══ Material for this exercise ══

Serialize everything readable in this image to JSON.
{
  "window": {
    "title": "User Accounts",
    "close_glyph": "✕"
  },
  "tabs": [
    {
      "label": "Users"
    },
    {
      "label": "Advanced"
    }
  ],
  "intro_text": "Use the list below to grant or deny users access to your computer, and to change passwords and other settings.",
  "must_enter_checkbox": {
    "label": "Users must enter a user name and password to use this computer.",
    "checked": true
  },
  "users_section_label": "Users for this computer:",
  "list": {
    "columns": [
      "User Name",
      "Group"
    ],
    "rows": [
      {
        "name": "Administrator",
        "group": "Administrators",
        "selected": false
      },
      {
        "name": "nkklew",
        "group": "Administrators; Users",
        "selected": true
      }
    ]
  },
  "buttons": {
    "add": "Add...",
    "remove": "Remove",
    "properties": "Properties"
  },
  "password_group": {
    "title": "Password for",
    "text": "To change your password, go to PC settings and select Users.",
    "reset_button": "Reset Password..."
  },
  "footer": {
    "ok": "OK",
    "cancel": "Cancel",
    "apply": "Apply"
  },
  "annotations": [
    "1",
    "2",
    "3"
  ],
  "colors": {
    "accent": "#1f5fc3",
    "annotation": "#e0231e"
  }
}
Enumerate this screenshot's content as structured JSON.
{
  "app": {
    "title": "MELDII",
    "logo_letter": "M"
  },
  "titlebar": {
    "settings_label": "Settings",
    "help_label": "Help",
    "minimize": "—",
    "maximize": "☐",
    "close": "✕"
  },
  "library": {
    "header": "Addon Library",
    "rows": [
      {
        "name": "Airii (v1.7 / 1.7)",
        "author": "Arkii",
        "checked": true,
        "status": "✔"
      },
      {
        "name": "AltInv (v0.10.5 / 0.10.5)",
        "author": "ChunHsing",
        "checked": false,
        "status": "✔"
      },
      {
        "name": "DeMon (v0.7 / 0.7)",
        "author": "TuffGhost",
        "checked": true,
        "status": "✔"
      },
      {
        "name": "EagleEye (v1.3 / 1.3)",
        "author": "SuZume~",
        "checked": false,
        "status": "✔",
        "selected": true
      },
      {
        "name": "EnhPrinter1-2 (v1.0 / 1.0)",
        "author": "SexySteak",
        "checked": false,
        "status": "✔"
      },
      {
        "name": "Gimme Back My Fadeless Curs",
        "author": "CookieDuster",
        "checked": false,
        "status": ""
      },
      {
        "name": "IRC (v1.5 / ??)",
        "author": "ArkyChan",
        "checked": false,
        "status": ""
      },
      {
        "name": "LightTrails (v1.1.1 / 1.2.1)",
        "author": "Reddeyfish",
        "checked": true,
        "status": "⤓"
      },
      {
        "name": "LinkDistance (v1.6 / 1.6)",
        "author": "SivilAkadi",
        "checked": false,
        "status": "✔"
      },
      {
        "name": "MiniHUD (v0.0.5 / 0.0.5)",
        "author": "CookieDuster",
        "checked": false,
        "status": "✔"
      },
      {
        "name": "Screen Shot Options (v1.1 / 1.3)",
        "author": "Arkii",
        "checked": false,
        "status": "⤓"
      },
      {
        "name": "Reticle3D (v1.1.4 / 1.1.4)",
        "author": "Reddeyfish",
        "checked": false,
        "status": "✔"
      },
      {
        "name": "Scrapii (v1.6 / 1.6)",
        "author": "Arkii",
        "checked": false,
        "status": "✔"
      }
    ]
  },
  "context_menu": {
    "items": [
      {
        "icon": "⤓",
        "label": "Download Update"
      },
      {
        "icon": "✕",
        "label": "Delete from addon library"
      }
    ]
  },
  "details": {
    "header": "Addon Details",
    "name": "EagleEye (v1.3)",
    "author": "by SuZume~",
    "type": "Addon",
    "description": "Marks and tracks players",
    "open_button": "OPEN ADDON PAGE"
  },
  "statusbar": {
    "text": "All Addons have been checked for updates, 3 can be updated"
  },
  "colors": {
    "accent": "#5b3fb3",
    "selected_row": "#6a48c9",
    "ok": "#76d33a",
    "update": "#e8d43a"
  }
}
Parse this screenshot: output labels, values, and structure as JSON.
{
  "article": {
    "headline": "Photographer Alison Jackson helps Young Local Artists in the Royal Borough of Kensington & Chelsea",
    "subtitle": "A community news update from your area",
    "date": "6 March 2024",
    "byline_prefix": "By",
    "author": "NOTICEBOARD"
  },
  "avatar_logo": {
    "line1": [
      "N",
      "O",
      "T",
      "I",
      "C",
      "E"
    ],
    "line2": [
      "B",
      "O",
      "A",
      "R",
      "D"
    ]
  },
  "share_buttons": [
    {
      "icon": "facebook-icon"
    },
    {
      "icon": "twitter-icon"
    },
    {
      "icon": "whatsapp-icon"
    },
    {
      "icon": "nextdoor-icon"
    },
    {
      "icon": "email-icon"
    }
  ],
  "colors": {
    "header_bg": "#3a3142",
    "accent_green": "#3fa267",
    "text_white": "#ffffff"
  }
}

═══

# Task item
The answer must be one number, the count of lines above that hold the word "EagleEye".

# Written response
2